A London hotel tycoon told the police how he was swindled out of tens of thousands of pounds by a motorcycling champion-turned-conman who befriended him.
Richard Balfour-Lynn, chief executive of the investment company that owns the Malmaison hotel chain, spoke out after Julian Clark was jailed for three-and-a-half years for fraud.
The London-based millionaire was among 20 victims promised quick profits if they backed business ventures that included importing motorbikes.
Clark was one of the United Kingdom’s leading motocross riders in the 1980s, at a time when he also toured New Zealand, racing for the Don Perry Motorcycles Kawasaki team in the 1987 New Zealand Motocross Championships.
He finished third in the 500cc class that season, behind fellow British rider and Kawasaki team-mate Greg Hanson and Stokes Valley’s Murray Anderson (Yamaha). Just out of interest to our Kiwi viewers, the riders who finished just behind Clark that year were Paul McKendry, Wayne McKinley, Brent Emerson and Nigel McKinley.
The now 45-year-old Clark, who ran the former Linda McCartney Pro Cycling Team, had lured investors with tales of big returns from his business buying and selling high-value vehicles. But Maidstone crown court was told that although the initial deal started as a genuine offer, it rapidly descended into fraud.
Between November 2006 and December 2009, Clark, of Horsmonden, Kent, obtained £737,000 from 20 victims – neighbours or friends or associates from the motocross world. He used money from one victim to reimburse another and his stalling tactics included bounced cheques and forged bank transfers.
Mr Balfour-Lynn, 58, whose Edgware Road-based MWB Group Holdings Plc also owns the Hotel du Vin chain, said today that he met Clark on cycling routes in rural Kent. “He committed a crime and I suppose he will pay for it. I feel sorry for him. He asked me for some help and he was very convincing,” he said.
The court had earlier been told that Mr Balfour-Lynn had given Clark £50,000 in April 2009 to buy 12 motocross bikes. He eventually took out a writ against Clark and £26,000 was returned.
The father of four said: “He was a local guy who wanted some help with a business deal.

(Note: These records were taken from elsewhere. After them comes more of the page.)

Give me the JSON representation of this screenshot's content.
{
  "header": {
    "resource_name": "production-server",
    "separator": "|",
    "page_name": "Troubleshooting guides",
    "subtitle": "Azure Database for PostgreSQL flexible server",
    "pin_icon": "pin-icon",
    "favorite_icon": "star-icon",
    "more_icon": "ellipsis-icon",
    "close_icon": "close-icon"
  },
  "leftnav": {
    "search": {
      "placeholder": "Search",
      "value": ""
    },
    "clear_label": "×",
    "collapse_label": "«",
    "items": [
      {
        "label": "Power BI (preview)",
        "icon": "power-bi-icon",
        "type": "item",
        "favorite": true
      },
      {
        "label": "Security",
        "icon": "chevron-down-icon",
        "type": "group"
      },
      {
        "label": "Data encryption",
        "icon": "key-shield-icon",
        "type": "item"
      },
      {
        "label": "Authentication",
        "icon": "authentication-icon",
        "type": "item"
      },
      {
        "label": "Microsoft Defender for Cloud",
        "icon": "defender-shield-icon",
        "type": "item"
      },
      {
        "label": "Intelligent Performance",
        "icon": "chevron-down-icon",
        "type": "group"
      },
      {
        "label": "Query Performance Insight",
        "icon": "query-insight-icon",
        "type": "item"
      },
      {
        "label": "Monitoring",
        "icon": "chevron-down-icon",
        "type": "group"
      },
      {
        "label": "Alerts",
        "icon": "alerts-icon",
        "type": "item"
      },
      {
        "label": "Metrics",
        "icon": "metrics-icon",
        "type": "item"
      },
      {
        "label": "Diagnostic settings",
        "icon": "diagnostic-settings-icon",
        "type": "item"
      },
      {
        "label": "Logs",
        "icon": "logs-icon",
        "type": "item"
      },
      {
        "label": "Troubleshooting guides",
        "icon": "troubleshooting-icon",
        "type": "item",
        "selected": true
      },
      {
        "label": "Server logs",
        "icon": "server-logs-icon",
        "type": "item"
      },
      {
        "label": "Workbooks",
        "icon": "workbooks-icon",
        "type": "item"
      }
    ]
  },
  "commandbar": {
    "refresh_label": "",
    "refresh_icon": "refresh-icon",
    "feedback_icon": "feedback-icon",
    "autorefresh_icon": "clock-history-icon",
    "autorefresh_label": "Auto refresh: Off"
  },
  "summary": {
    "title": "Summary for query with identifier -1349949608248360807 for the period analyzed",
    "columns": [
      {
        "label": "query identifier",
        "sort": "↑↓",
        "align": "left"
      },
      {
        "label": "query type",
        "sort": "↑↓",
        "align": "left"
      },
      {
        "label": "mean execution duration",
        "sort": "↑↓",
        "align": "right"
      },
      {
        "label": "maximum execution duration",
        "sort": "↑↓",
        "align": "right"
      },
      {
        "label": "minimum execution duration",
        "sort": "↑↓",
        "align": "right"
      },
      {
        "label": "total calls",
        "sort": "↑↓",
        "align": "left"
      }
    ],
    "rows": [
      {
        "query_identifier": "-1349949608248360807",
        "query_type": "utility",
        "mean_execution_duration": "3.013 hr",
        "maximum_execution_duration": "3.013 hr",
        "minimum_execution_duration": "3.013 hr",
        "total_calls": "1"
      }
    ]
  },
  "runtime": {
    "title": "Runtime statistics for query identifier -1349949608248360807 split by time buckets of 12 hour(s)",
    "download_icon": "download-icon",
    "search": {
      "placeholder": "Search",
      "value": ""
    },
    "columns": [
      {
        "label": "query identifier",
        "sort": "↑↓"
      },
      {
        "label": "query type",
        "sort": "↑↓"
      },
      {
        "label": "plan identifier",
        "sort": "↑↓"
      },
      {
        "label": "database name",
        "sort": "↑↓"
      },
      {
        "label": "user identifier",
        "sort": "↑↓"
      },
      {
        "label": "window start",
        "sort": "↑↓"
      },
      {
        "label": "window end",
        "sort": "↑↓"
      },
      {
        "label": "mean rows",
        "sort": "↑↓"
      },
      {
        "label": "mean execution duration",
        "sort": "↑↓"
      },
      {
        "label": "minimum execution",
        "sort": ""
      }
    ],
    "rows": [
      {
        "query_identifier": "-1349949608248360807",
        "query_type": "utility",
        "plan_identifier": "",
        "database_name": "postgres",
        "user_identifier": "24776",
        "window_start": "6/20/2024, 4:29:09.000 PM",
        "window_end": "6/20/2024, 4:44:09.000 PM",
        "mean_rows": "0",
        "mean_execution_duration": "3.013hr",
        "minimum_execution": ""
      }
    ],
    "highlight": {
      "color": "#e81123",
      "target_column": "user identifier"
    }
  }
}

He needed some money short-term. I took him on trust but he didn’t honour his word to me and lots of other people.”
The tycoon did not go to police and had “put it down to experience” when he learned charges had been brought.
One victim was reimbursed £35,000 only after he pinned bounced cheques on a motocross club noticeboard, writing underneath: “Beware of Julian Clark. He bounces cheques.”

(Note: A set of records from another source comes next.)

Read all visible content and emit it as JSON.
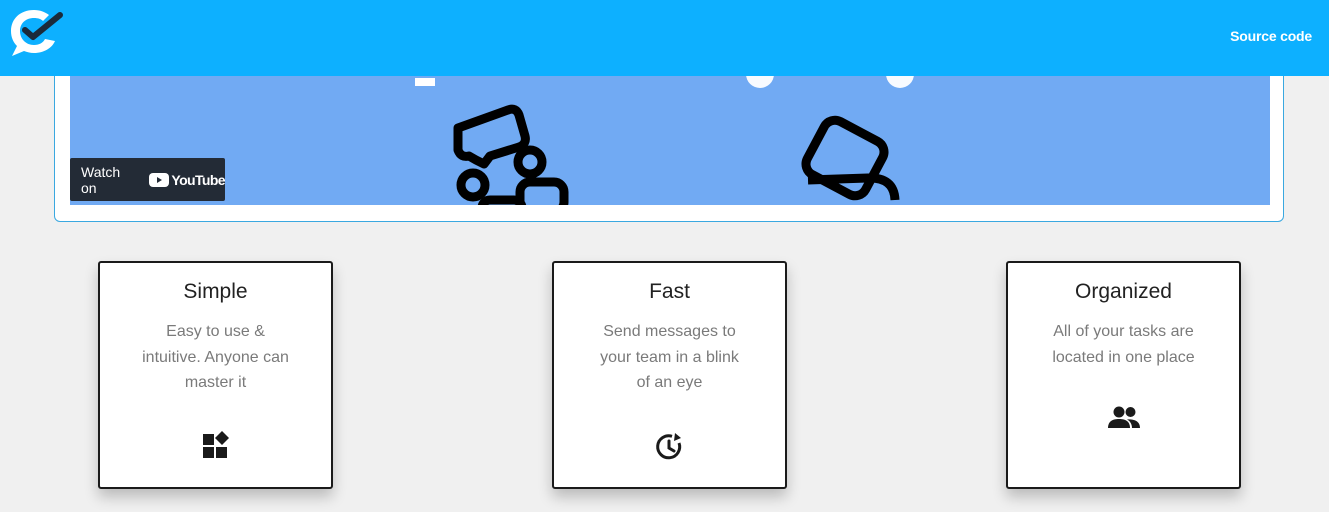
{
  "header": {
    "brand_color": "#0db0ff",
    "logo_icon": "chat-check-logo-icon",
    "source_link_label": "Source code"
  },
  "video": {
    "background_color": "#71aaf3",
    "watch_label": "Watch on",
    "platform_label": "YouTube"
  },
  "features": [
    {
      "title": "Simple",
      "description": "Easy to use & intuitive. Anyone can master it",
      "icon": "widgets-icon"
    },
    {
      "title": "Fast",
      "description": "Send messages to your team in a blink of an eye",
      "icon": "clock-refresh-icon"
    },
    {
      "title": "Organized",
      "description": "All of your tasks are located in one place",
      "icon": "people-icon"
    }
  ]
}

Clark admitted 22 offences of fraud and two similar offences that he denied were left on file. In all he has repaid £420,000 and confiscation proceedings over the outstanding £317,000 go to court in January. He has a previous conviction for a similar £300,000 fraud.
© Photos by Andy McGechan, www.BikesportNZ.com